### DATA FOR ANALYSIS
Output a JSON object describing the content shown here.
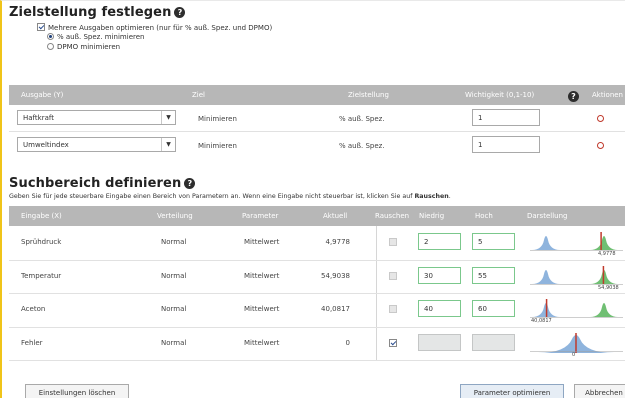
{
  "goal_section": {
    "title": "Zielstellung festlegen",
    "multi_optimize_label": "Mehrere Ausgaben optimieren (nur für % auß. Spez. und DPMO)",
    "radio_options": [
      "% auß. Spez. minimieren",
      "DPMO minimieren"
    ],
    "selected_radio": 0,
    "columns": [
      "Ausgabe (Y)",
      "Ziel",
      "Zielstellung",
      "Wichtigkeit (0,1-10)",
      "Aktionen"
    ],
    "rows": [
      {
        "output": "Haftkraft",
        "goal": "Minimieren",
        "target": "% auß. Spez.",
        "importance": "1"
      },
      {
        "output": "Umweltindex",
        "goal": "Minimieren",
        "target": "% auß. Spez.",
        "importance": "1"
      }
    ]
  },
  "search_section": {
    "title": "Suchbereich definieren",
    "instruction_prefix": "Geben Sie für jede steuerbare Eingabe einen Bereich von Parametern an. Wenn eine Eingabe nicht steuerbar ist, klicken Sie auf ",
    "instruction_bold": "Rauschen",
    "instruction_suffix": ".",
    "columns": [
      "Eingabe (X)",
      "Verteilung",
      "Parameter",
      "Aktuell",
      "Rauschen",
      "Niedrig",
      "Hoch",
      "Darstellung"
    ],
    "rows": [
      {
        "input": "Sprühdruck",
        "distribution": "Normal",
        "parameter": "Mittelwert",
        "current": "4,9778",
        "noise": false,
        "low": "2",
        "high": "5",
        "plot_label": "4,9778",
        "marker_fraction": 0.95
      },
      {
        "input": "Temperatur",
        "distribution": "Normal",
        "parameter": "Mittelwert",
        "current": "54,9038",
        "noise": false,
        "low": "30",
        "high": "55",
        "plot_label": "54,9038",
        "marker_fraction": 0.99
      },
      {
        "input": "Aceton",
        "distribution": "Normal",
        "parameter": "Mittelwert",
        "current": "40,0817",
        "noise": false,
        "low": "40",
        "high": "60",
        "plot_label": "40,0817",
        "marker_fraction": 0.01
      },
      {
        "input": "Fehler",
        "distribution": "Normal",
        "parameter": "Mittelwert",
        "current": "0",
        "noise": true,
        "low": "",
        "high": "",
        "plot_label": "0",
        "marker_fraction": 0.5
      }
    ]
  },
  "footer": {
    "clear_button": "Einstellungen löschen",
    "optimize_button": "Parameter optimieren",
    "cancel_button": "Abbrechen"
  },
  "colors": {
    "accent_border": "#f0c419",
    "header_bg": "#b7b7b7",
    "delete_icon": "#c0392b",
    "marker_red": "#c0392b",
    "dist_blue": "#6a9bd1",
    "dist_green": "#4caf50"
  },
  "icons": [
    "help-icon",
    "dropdown-arrow-icon",
    "delete-icon",
    "checkbox-icon",
    "radio-icon",
    "distribution-plot-icon"
  ]
}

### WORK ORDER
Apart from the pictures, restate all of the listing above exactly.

### SOLUTION FOR THIS EXERCISE
Output a JSON object describing the content shown here.
{
  "goal_section": {
    "title": "Zielstellung festlegen",
    "multi_optimize_label": "Mehrere Ausgaben optimieren (nur für % auß. Spez. und DPMO)",
    "radio_options": [
      "% auß. Spez. minimieren",
      "DPMO minimieren"
    ],
    "selected_radio": 0,
    "columns": [
      "Ausgabe (Y)",
      "Ziel",
      "Zielstellung",
      "Wichtigkeit (0,1-10)",
      "Aktionen"
    ],
    "rows": [
      {
        "output": "Haftkraft",
        "goal": "Minimieren",
        "target": "% auß. Spez.",
        "importance": "1"
      },
      {
        "output": "Umweltindex",
        "goal": "Minimieren",
        "target": "% auß. Spez.",
        "importance": "1"
      }
    ]
  },
  "search_section": {
    "title": "Suchbereich definieren",
    "instruction_prefix": "Geben Sie für jede steuerbare Eingabe einen Bereich von Parametern an. Wenn eine Eingabe nicht steuerbar ist, klicken Sie auf ",
    "instruction_bold": "Rauschen",
    "instruction_suffix": ".",
    "columns": [
      "Eingabe (X)",
      "Verteilung",
      "Parameter",
      "Aktuell",
      "Rauschen",
      "Niedrig",
      "Hoch",
      "Darstellung"
    ],
    "rows": [
      {
        "input": "Sprühdruck",
        "distribution": "Normal",
        "parameter": "Mittelwert",
        "current": "4,9778",
        "noise": false,
        "low": "2",
        "high": "5",
        "plot_label": "4,9778",
        "marker_fraction": 0.95
      },
      {
        "input": "Temperatur",
        "distribution": "Normal",
        "parameter": "Mittelwert",
        "current": "54,9038",
        "noise": false,
        "low": "30",
        "high": "55",
        "plot_label": "54,9038",
        "marker_fraction": 0.99
      },
      {
        "input": "Aceton",
        "distribution": "Normal",
        "parameter": "Mittelwert",
        "current": "40,0817",
        "noise": false,
        "low": "40",
        "high": "60",
        "plot_label": "40,0817",
        "marker_fraction": 0.01
      },
      {
        "input": "Fehler",
        "distribution": "Normal",
        "parameter": "Mittelwert",
        "current": "0",
        "noise": true,
        "low": "",
        "high": "",
        "plot_label": "0",
        "marker_fraction": 0.5
      }
    ]
  },
  "footer": {
    "clear_button": "Einstellungen löschen",
    "optimize_button": "Parameter optimieren",
    "cancel_button": "Abbrechen"
  },
  "colors": {
    "accent_border": "#f0c419",
    "header_bg": "#b7b7b7",
    "delete_icon": "#c0392b",
    "marker_red": "#c0392b",
    "dist_blue": "#6a9bd1",
    "dist_green": "#4caf50"
  },
  "icons": [
    "help-icon",
    "dropdown-arrow-icon",
    "delete-icon",
    "checkbox-icon",
    "radio-icon",
    "distribution-plot-icon"
  ]
}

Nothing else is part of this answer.